Not all functionality of the C-interface is provided, but as
essentially the same thing with automatic type-conversion between the
two, this interface can be freely mixed with the functions defined for
Using this interface rather than the plain C-interface requires a
little more resources. More term-references are wasted (but reclaimed on
return to Prolog or using PlFrame).
Use of some intermediate types (
functor_t etc.) is not
supported in the current interface, causing more hash-table lookups.
This could be fixed, at the price of slighly complicating the interface.
The mechanisms outlined in this document can be used for static linking with the SWI-Prolog kernel using plld(1). In general the C++ linker should be used to deal with the C++ runtime libraries and global constructors. As of SWI-Prolog 3.2.9, PL_register_foreign() can be called before PL_initialise(), which is required to handle the calls from the global PlRegister calls.
The current interface is entirely defined in the
using inlined code. This approach has a few advantages: as no C++ code
is in the Prolog kernel, different C++ compilers with different

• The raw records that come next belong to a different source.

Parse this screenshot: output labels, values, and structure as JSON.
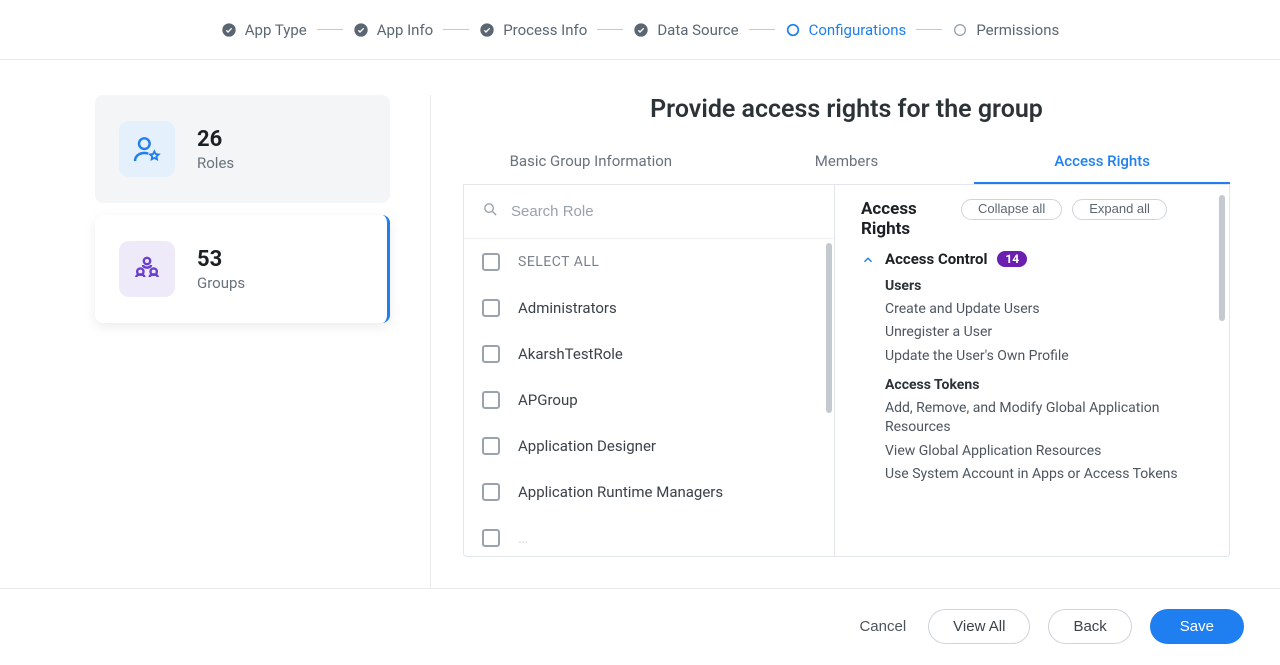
{
  "stepper": {
    "steps": [
      {
        "label": "App Type",
        "state": "done"
      },
      {
        "label": "App Info",
        "state": "done"
      },
      {
        "label": "Process Info",
        "state": "done"
      },
      {
        "label": "Data Source",
        "state": "done"
      },
      {
        "label": "Configurations",
        "state": "current"
      },
      {
        "label": "Permissions",
        "state": "future"
      }
    ]
  },
  "sidebar": {
    "roles": {
      "count": "26",
      "label": "Roles"
    },
    "groups": {
      "count": "53",
      "label": "Groups"
    }
  },
  "page_title": "Provide access rights for the group",
  "tabs": [
    {
      "label": "Basic Group Information",
      "active": false
    },
    {
      "label": "Members",
      "active": false
    },
    {
      "label": "Access Rights",
      "active": true
    }
  ],
  "search": {
    "placeholder": "Search Role"
  },
  "roles_list": {
    "select_all_label": "SELECT ALL",
    "items": [
      "Administrators",
      "AkarshTestRole",
      "APGroup",
      "Application Designer",
      "Application Runtime Managers"
    ]
  },
  "rights": {
    "title": "Access Rights",
    "collapse_label": "Collapse all",
    "expand_label": "Expand all",
    "section_title": "Access Control",
    "section_count": "14",
    "users_heading": "Users",
    "users_items": [
      "Create and Update Users",
      "Unregister a User",
      "Update the User's Own Profile"
    ],
    "tokens_heading": "Access Tokens",
    "tokens_items": [
      "Add, Remove, and Modify Global Application Resources",
      "View Global Application Resources",
      "Use System Account in Apps or Access Tokens"
    ]
  },
  "footer": {
    "cancel": "Cancel",
    "view_all": "View All",
    "back": "Back",
    "save": "Save"
  }
}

name-mangling schemas can cooperate smoothly.
Also, changes to the header file have no consequences to binary compatibility with the SWI-Prolog kernel. This makes it possible to have different versions of the header file with few compatibility consequences. If the interface stabilises we will consider options to share more code.
Currently, the following limitations are recognised:
- Predicate naming
Using the PREDICATE() macro, only predicates with a name that is valid as part of a C-symbol can be defined. Notably this makes the definition of predicates with names consisting of symbol characters impossible.
- Non-deterministic predicates
The current interface does not provide for foreign-defined non-deterministic predicates. It would not be hard to add this.